Last night just before sunset, I arrived in the country for the weekend. I anticipated seeing not the view or my home, but my little garden left untended for nearly three weeks. The first thing I did upon arriving was check on the eggplants and watermelon I had left growing on the vine. They along with tiny ripe tomatoes greeted me. I popped a cherry tomato in my mouth. An, the taste. A handful later became my dinner.

Upon settling in, I determined that after weeks of not writing I wanted to share this. I turned on my laptop only to find the internet not working. I rebooted numerous times as well as tinkered with the internet connection without any luck. Mercury was having a field day with me.

The final time I tried to go on line, I realized my computer screen held an option that read: Diagnose the problem. Funny, I've never noticed that prior. I clicked on "Diagnose" knowing my expertise is so minimal in this regards that I probably wouldn't be able to 'fix' the problem. You can imagine my smile as I read: "Turn the wi-fi button located at the front of the laptop."

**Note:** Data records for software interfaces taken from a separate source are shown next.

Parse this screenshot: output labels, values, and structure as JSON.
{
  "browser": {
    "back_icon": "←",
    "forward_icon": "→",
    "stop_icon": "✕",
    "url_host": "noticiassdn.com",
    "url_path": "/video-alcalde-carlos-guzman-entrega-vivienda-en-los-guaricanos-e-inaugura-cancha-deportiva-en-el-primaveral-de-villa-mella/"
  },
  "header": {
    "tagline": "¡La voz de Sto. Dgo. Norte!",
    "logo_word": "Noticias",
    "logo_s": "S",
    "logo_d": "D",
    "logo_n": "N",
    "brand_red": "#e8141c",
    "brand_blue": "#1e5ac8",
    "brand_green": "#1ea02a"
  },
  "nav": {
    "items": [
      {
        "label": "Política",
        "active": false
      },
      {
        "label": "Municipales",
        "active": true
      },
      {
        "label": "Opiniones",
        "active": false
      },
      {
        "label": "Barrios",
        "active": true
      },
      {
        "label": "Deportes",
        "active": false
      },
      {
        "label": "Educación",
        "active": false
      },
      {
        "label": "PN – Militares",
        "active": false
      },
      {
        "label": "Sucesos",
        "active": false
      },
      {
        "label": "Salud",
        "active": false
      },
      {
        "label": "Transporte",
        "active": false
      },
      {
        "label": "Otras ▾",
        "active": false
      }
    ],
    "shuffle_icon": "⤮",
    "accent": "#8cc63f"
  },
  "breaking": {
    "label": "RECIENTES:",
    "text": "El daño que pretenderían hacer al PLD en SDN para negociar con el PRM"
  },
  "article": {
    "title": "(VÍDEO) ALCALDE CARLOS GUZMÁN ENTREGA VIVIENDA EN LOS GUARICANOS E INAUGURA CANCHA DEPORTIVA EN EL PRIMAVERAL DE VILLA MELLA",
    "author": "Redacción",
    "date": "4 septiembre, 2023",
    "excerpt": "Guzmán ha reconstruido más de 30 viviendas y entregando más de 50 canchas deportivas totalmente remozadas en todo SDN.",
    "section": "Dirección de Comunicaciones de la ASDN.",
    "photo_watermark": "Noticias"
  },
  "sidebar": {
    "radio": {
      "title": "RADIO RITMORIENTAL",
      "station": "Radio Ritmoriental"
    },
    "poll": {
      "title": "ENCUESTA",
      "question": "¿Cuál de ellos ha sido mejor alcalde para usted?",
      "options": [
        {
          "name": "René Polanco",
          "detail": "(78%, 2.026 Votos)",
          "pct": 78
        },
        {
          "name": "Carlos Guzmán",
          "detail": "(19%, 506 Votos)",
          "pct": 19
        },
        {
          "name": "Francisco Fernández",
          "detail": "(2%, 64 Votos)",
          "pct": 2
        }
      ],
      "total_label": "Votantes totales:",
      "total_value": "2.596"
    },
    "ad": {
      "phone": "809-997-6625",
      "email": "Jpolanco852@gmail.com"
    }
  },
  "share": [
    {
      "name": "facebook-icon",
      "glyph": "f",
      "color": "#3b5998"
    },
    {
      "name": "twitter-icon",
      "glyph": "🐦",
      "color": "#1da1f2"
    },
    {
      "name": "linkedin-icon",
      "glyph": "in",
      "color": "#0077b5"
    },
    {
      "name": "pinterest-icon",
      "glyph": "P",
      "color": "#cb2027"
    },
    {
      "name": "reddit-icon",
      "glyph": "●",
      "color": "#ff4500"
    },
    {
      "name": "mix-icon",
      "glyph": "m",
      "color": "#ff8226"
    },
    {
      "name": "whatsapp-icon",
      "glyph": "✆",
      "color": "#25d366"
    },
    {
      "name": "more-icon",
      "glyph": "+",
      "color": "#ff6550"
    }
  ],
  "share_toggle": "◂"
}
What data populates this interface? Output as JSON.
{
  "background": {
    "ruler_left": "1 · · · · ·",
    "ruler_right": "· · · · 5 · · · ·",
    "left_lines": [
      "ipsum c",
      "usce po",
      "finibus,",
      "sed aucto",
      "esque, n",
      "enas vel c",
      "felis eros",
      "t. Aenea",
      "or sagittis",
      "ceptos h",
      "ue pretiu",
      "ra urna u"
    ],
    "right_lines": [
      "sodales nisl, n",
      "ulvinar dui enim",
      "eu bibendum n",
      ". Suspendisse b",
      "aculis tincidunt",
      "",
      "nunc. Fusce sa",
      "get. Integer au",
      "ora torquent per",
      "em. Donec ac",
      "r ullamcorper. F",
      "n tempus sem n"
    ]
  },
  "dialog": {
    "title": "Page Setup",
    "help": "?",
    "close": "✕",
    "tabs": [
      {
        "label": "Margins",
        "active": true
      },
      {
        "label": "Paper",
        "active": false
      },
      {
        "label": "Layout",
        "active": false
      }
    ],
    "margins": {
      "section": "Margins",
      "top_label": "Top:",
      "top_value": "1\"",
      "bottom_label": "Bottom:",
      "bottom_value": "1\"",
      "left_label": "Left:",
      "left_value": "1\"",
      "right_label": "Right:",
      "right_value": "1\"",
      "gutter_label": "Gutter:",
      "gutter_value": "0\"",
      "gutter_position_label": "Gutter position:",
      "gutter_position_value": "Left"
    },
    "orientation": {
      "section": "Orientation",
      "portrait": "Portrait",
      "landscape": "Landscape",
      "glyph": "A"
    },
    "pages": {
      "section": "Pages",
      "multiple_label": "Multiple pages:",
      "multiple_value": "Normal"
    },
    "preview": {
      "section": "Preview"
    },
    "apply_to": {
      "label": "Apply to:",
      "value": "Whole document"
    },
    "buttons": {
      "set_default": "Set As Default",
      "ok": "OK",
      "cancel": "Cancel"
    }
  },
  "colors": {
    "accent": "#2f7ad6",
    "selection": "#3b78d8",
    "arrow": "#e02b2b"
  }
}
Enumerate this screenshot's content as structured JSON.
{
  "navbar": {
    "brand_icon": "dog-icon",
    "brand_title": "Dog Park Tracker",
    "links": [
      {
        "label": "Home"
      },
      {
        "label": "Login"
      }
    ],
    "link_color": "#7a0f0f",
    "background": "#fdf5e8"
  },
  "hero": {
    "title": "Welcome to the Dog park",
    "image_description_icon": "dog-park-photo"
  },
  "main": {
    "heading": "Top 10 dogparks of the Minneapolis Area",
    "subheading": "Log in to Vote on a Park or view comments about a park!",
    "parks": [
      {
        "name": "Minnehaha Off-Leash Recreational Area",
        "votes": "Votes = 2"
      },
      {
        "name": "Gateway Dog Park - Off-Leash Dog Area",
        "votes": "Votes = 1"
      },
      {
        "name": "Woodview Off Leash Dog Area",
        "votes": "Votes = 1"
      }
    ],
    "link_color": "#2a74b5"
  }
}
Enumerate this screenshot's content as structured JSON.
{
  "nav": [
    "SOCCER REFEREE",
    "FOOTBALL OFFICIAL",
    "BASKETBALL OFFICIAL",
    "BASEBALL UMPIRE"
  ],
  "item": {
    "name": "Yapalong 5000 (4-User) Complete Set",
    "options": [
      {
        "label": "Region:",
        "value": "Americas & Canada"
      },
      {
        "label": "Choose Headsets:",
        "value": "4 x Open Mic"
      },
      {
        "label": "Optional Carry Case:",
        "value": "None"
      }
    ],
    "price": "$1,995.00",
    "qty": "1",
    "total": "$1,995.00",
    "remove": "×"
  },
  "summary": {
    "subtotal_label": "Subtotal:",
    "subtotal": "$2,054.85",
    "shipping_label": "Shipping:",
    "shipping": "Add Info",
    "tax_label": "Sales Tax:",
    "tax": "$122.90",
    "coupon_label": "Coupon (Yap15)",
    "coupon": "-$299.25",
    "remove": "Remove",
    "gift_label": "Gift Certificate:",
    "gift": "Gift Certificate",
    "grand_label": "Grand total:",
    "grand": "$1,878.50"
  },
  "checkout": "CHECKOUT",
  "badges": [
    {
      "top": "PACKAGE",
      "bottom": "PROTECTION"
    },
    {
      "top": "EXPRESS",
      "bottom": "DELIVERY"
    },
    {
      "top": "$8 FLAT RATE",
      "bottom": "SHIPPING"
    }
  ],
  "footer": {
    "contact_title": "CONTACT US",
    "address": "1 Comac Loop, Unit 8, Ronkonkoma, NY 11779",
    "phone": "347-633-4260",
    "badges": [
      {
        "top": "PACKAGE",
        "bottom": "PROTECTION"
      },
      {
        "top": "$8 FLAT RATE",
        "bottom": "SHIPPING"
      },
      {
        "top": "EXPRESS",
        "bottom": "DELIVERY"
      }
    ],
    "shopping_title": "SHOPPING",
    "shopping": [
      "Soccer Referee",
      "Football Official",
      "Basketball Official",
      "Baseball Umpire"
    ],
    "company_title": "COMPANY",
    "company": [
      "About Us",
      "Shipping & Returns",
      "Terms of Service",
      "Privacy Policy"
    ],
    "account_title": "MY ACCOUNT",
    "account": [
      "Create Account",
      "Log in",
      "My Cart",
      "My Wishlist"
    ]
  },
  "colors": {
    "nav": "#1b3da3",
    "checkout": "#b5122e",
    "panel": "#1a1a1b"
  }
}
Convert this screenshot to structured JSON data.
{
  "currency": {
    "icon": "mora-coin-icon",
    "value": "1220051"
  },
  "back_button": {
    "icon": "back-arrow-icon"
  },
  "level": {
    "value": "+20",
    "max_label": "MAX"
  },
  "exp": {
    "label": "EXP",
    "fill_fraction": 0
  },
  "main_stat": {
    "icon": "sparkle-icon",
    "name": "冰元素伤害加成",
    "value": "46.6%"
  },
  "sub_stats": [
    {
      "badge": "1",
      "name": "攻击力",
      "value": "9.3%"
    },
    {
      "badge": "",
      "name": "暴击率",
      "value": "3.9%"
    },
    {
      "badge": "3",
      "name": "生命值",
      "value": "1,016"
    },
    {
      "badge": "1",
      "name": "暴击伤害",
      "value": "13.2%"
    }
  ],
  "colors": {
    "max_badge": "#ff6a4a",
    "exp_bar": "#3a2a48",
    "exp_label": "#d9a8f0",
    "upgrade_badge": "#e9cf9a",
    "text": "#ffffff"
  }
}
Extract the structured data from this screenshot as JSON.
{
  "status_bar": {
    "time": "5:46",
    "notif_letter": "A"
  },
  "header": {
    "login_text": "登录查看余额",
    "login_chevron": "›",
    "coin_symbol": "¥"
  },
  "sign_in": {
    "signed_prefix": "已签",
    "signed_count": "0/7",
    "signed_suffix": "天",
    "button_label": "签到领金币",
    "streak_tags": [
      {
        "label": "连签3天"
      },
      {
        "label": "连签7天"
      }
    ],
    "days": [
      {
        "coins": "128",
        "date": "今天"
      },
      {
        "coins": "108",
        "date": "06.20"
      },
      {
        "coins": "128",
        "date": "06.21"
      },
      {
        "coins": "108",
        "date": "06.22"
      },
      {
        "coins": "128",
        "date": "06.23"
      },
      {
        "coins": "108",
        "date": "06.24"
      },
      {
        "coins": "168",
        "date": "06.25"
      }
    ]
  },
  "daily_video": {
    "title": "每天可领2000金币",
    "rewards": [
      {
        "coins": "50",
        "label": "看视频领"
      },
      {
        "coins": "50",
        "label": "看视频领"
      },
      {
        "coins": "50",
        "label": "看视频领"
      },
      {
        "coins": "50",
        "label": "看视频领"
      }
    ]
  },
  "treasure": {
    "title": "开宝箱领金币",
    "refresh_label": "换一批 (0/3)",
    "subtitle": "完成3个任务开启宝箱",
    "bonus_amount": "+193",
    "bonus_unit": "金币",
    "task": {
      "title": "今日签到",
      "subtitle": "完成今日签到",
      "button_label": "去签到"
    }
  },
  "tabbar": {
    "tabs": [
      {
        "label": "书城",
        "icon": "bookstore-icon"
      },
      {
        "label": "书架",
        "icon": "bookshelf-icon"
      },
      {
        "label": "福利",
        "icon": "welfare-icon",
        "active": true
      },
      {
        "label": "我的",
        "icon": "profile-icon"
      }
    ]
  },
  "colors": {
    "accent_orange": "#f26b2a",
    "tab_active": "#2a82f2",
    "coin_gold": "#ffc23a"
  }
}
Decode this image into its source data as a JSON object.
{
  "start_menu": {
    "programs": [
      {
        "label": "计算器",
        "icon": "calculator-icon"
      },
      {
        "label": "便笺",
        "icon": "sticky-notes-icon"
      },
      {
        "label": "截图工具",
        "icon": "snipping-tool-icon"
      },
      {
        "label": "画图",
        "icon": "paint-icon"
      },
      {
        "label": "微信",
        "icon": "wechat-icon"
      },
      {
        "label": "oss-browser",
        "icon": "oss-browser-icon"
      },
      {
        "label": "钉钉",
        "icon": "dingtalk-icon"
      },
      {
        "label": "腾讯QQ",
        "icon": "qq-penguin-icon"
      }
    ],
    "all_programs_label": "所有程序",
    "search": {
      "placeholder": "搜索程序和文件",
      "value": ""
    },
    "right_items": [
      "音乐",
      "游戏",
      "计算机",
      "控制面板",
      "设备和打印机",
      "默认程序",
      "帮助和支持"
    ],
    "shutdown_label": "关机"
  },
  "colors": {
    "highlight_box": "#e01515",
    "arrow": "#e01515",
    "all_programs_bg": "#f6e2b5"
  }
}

I'm not sure I even knew I had a wi-fi button. This was perfect. My inability to 'connnect' was due to my own not knowing I was turned off and had the personal capacity to switch to 'on.' How often do we go about life not realizing we've the option of turning 'on'? How often do we not realize the power is in our hands? The power to not only switch my wi-fi button on, but the power to tend the earth, prepare food, heal ourselves and others, write this story, lay down our weapons and send loving energy around the planet and throughout the spheres.

The power is in my hands, yet if I'm unaware of a simple button literally before me how can I expect greater levels of awareness? Maybe it starts simply with being aware of now.

As I reflect on my disconnect this prior week, the times in which I felt connection were related to turning 'on' my awareness. These times involved getting out of the container of small self that dwells on, for me at least, my to-do list. I am 'on' when I'm in nature, when I visit a neighbor or smell the ripening pears in my cold, dark garage nearly ready for fall creations. I am 'on' when I take time to really notice summer's last geranium or the little lizard outside the door. Through awareness and my senses, I turn on.

This is the Good News. At any moment, we can flip our inner switch and turn on to life. The power, our life is in our hands.

-Dawn, The Good News Muse,